My relationship with my clients was a factor, as was my business reputation -and peace of mind- regarding consistent product quality and aspects of it’s handling. And what about -last but not least- the matter of my actual, true involvement with all of the steps that create the final product. How far do I think I want to take that?

Finding, sorting and comparing options of printing-houses against the detailed pros and cons of doing my own printing was like trying to keep track of multi colored fish while they race through stained glass tunnels. I needed to simplify the thinking here. I took a step back by just comparing the advantages of outsourcing-in-general -like no initial investments- against benefits of private printing. Those things that no printing-house can ever deliver. This worked well, the decision came easy: I decided to do my printing myself.
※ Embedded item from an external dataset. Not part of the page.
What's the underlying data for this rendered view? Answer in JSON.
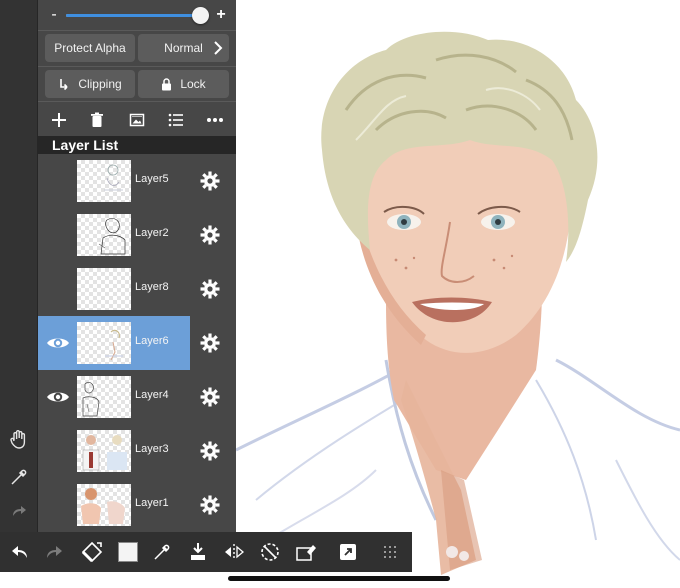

An initial reason for getting my own printer was that it would give me the space to test and experiment as much as -and whenever- I may want to. With independent access to a printer, other important advantages fall into place as well. It keeps whatever happens to the physical print close by for instance (assuring me of careful handling) but it also minimizes the time to get things done.
If I only need to make one print and I do the printing myself, I need at least one day to go from soft proofing to reviewing a dried print. If I outsource, I will have a result within a week and that would be fine too. But I often need to complete an unknown number of these cycles and when my actual printing would then depend on an outside party, the required time span would be counted in any possible number of weeks and that is way too much time. Whether I try out and develop ideas or whether I’m busy turning a new image into a print for the first time, I am more effective when I can see results straight away. If a print requires any changes, I know better what to do and how to do to it when my memories of decisions in both soft-proofing and printing are relatively fresh.
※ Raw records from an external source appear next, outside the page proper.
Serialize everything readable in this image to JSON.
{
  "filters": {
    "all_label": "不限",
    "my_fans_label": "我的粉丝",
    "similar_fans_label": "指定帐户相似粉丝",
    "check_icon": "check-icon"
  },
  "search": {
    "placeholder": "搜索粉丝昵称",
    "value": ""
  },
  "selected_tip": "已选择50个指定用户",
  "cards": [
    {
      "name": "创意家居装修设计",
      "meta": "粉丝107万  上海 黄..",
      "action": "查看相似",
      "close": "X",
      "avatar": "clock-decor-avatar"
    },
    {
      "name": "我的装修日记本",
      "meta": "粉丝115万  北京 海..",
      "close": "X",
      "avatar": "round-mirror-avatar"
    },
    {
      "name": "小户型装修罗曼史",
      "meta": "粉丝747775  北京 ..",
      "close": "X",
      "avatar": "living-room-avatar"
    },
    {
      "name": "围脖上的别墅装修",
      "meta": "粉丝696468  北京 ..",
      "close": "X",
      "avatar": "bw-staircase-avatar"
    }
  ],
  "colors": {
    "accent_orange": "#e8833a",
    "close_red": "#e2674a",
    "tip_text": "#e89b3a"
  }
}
There is another factor too.
In my set up, the final print is the original intention, the goal that comes into view at point of capture.
To me it makes no sense to pour all my care and attention into every step on the way, only to have someone else decide how everything should come together.
The act of creating the actual print turns everything that leads up to it, into an independent form; something tangible that communicates my artistic perception to the outer world.
I feel that a print is good when it is that perception, not a translation of it. The route to get there is -in my opinion- to do every step yourself.
Yes- a good file and a good set of instructions for a printing house will reproduce equal copies, but in my experience they become representations that lack the individuality that comes through the handling and the personal attention that make every single print itself a unique gesture; by you and nobody else but you.

This also means that I can not routinely reproduce a print-ready digital file any number of times through automated batches.
Perhaps it seems impractical but if I want a print to have its own character, the consequence is to approach it like a potter that can only throw one cup at the time.

Although it makes each print somewhat time consuming it is an intensive play that I actually enjoy a lot.
It is amazing to be immersed in a quiet and deliberate process where every move seems slowed down as if you are wading through water.

It pays well off too and every time I get to take a fresh print out of the machine, I am stunned.
I feel the care that was taken to create it but I also get the sensation that I do not know what kind of product I am looking at; it is difficult to find proof for what you know in your head about what are actually seeing and somehow I don’t want to put it down either. Just to hold it and to look at it while you can’t understand that you are looking at a photo is an experience in itself.

So if you would ask me who should do your printing for you I would say that you should too.
Because, especially in this particular game I believe that you are the only who can.

There must be plenty of cases where the opposite is the right way to go.
If you feel you can totally rely on your printinghouse to do what you want them to do for you; by all means let them get their hands moving. It would be the right thing to do because (soft proofing excluded) you skip a lot of effort, you omit an ongoing learning curve, it saves you storage and working space, you only have to pay per print and you don’t have to commit to being wed to a machine that becomes a pain when you neglect her.

No exceptions? Well, yes. I would try to find a printing house that has a welcome to my personal on-the-floor-involvement if I wanted to go larger than what I can do in my print shed.
(My prints can have a maximum width of 17 inches.)
When I can involve a party that brings me close to prints-done-by-me I will embrace the opportunity and broadcast the welcome addition to the repertoire.